Why wouldn't they? I think Apple is the only manufacturer pedantic enough to actually sue over a "rectangle with rounded corners".

What i would like to know is if you can save games on the SD card. If you can then 16GB would be perfectly fine. Dont need the connectivity.

Yes, if the game developer allows it. Nvidia doesn't put restrictions on moving apps to sdcard in general though.

Posted via Android Central App

Thanks Andrew. This little sneak peak was enough for me. I'm sold. It also helps that my gaming PC is running two GTX 550 graphic cards and will be able to stream games.

Except that GameStream has a graphics card requirement.
From nvidia's website:
System Requirements for PC Game Streaming:
> GPU:
- Desktop: GeForce GTX 650 or higher graphics card
-Notebook: GeForce GTX 800M, GTX 700M and select NVIDIA Kepler™ architecture–based GTX 600M GPUs
> CPU: Intel Core i3-2100 3.1GHz or AMD Athlon II X4 630 2.8 GHz or higher
> System Memory: 4 GB or higher
> Software: GeForce Experience™ application and latest GeForce drivers
> OS: Windows 8 or Windows 7

Thanks. I was already tracking my mistake. I have an evga GTX 760 sc with acx cooling coming today. Anyone have a need for two evga GTX 550ti with an ssl bridge? Lol

Very nice tablet, would have liked a QHD screen on it.. Waiting patiently for the next nexus tablet if it ever comes and will make a decision then depending on price.

Posted via Android Central App on nexus 7 (2nd gen)

QHD is cool and all... But anywhere near necessary on an 8 inch tablet? Not really. Especially considering the performance hit you'd see pushing those pixels.

Posted via Android Central App

Thank you for being the voice of sensibility. All these people "demanding" 4K screens in devices under 10" (who obviously have no idea of the ramifications of all those extra pixels) drive me crazy ;)

It is extremely disingenuous to say the processor has 192 cores. The K1 is a penta-core processor. It has a GPU that has 192 cores. The K1 is NOT a processor with 192 cores. Or, unless you'd like to start saying that the Moto X has 8 cores, or the Apple A7 has 6 cores, or so on...

Posted via Android Central App

How is the screen quality compared to the Nexus 7 2013?

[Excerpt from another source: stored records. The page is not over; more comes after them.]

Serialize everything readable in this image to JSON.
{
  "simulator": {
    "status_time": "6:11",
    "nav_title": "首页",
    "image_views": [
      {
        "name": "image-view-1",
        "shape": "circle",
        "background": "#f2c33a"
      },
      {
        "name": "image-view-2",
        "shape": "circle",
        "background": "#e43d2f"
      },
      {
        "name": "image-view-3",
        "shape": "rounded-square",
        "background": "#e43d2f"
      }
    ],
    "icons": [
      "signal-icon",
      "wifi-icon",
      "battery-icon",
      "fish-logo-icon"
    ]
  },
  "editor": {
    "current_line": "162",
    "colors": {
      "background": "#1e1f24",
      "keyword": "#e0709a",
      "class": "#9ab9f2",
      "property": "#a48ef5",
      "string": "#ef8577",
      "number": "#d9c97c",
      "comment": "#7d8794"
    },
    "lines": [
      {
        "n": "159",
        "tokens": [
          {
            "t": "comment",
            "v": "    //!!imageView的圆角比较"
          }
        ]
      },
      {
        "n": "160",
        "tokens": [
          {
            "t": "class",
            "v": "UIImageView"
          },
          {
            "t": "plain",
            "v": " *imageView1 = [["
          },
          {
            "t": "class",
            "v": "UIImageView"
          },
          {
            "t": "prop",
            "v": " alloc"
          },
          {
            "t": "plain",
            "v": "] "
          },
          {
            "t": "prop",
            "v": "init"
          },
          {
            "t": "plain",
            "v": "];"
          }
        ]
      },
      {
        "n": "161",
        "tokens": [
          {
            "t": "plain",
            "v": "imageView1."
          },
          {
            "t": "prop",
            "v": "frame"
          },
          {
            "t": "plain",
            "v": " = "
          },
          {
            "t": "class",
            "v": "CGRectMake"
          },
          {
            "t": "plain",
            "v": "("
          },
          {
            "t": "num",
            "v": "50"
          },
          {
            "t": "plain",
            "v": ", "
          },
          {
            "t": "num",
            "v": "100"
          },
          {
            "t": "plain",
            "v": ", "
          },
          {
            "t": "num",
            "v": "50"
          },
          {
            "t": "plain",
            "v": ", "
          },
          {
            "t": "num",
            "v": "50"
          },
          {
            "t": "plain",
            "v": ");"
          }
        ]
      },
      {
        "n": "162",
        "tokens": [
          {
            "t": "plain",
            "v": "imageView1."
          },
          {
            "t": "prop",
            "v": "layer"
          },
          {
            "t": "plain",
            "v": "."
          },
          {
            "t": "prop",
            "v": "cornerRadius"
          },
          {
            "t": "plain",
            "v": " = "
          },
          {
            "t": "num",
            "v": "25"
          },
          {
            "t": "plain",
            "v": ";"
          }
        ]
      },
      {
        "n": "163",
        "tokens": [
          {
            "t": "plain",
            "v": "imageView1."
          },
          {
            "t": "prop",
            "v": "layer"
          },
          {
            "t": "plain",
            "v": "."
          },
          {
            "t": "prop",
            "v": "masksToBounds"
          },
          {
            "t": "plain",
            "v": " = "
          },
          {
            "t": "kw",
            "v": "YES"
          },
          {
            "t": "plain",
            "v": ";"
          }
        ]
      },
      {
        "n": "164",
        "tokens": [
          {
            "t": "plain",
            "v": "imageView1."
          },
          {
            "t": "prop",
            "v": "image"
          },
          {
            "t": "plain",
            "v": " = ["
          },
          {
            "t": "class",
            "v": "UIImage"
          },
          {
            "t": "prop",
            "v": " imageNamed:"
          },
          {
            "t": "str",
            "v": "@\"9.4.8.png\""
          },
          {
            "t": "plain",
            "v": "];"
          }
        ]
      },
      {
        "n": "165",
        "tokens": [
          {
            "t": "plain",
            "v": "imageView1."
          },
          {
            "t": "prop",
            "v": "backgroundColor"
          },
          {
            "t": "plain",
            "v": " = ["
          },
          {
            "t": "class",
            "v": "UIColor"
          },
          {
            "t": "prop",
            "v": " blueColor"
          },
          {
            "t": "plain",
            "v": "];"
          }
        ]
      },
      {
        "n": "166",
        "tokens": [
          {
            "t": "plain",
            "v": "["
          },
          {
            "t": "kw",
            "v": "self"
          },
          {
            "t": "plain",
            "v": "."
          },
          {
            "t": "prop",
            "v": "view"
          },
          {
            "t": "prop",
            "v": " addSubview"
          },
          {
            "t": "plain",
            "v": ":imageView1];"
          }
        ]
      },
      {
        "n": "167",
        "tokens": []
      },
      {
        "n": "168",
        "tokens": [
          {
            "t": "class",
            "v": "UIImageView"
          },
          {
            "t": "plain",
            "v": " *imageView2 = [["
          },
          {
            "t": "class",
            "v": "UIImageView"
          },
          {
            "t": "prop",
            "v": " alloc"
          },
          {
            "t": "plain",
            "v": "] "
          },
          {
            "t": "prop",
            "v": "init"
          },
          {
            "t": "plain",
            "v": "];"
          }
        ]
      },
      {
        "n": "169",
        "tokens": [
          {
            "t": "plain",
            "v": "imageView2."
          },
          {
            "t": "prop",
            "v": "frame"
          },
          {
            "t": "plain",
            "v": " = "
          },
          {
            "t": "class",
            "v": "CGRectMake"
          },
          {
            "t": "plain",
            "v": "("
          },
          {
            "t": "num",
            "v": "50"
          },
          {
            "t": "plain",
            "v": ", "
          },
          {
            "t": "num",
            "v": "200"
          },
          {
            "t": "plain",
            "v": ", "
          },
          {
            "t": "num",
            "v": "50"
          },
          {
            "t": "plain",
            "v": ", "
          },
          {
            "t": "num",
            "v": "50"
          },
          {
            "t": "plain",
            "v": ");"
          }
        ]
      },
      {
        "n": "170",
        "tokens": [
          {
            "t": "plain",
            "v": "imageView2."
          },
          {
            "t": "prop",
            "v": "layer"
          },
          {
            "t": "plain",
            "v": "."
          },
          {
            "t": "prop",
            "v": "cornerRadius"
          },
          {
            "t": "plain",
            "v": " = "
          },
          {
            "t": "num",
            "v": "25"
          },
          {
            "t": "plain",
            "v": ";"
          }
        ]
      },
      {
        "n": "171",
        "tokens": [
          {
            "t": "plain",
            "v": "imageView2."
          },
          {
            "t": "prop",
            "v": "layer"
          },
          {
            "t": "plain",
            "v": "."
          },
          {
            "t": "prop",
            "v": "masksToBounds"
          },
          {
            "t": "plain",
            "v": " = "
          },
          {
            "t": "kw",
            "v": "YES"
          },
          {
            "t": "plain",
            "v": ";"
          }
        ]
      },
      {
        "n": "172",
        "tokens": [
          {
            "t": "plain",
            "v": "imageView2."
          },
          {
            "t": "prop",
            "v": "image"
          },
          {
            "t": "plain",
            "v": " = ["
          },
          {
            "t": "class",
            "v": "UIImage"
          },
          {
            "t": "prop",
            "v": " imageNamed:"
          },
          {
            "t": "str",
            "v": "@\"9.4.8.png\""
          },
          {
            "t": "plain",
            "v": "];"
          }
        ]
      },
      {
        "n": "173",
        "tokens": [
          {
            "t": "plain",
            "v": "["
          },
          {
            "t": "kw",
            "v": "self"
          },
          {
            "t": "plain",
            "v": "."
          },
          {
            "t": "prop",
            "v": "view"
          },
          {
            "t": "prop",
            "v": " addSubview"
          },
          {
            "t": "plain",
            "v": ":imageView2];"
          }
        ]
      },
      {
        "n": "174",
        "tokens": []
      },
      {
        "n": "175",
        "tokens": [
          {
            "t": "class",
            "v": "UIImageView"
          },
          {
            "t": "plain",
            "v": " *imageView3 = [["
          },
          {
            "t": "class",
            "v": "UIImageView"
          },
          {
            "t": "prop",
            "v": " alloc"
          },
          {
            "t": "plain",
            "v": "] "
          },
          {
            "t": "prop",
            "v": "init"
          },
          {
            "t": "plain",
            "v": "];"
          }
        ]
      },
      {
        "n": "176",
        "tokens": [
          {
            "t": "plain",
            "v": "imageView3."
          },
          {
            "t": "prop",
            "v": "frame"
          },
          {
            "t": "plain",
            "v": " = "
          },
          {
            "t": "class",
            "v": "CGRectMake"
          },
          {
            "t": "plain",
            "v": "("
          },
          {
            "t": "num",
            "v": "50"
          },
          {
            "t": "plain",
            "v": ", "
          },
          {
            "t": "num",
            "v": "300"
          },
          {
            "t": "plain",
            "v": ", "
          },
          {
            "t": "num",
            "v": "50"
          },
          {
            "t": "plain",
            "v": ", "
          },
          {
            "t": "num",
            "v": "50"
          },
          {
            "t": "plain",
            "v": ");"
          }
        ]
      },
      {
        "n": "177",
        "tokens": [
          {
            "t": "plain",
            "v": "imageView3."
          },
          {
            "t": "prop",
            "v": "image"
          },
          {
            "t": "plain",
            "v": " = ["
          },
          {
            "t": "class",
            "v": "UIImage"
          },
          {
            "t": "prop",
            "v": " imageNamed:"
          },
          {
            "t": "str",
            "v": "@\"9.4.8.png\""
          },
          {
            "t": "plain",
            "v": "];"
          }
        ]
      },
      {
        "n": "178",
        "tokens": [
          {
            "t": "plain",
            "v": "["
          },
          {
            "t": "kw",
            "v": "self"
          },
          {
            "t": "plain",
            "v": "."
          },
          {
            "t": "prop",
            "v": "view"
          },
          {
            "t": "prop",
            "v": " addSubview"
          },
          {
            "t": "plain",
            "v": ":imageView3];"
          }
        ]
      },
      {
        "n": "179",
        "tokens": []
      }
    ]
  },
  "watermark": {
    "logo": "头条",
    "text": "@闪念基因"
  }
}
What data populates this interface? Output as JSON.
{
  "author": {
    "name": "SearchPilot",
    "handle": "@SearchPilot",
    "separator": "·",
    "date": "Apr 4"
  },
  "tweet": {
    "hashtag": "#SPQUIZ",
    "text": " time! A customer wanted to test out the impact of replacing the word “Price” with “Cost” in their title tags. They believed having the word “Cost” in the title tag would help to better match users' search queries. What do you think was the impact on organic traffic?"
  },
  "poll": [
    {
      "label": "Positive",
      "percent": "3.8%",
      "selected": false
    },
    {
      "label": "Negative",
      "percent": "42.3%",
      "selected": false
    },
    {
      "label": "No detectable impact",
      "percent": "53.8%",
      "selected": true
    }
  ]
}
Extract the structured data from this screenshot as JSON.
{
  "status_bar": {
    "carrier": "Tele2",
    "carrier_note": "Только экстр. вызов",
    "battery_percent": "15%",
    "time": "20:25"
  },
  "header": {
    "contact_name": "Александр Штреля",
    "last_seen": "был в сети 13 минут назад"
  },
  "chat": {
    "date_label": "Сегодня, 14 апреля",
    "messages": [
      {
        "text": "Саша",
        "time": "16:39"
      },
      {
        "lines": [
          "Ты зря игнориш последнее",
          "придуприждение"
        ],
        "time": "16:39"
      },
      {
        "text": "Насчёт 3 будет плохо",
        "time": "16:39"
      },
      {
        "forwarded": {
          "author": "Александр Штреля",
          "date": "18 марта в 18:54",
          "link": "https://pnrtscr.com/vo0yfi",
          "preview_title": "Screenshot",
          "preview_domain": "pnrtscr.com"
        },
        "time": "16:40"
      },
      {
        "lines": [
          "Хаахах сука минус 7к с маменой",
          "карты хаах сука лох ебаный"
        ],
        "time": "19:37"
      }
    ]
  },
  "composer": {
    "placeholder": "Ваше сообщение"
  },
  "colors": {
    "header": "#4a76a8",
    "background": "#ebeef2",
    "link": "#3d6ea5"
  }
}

And: How many games support the "move to SD" feature or how its called?

This looks great. I don't even want most of the gaming capabilities, but with the K1 this will be blazing fast, and the stylus will just be icing on the cake. Superb just as a general android tablet!

Posted via Android Central App

It's an iPad rip off with a weird aspect ratio for Android and doesn't seem to be available in any country outside of China

Posted via Android Central App

Hi Andrew,

Would you say the size of the device is the same as the Nexus 7 (2012) ? (Since the Nexus 7 2012 had all that bezel.) Or is it larger?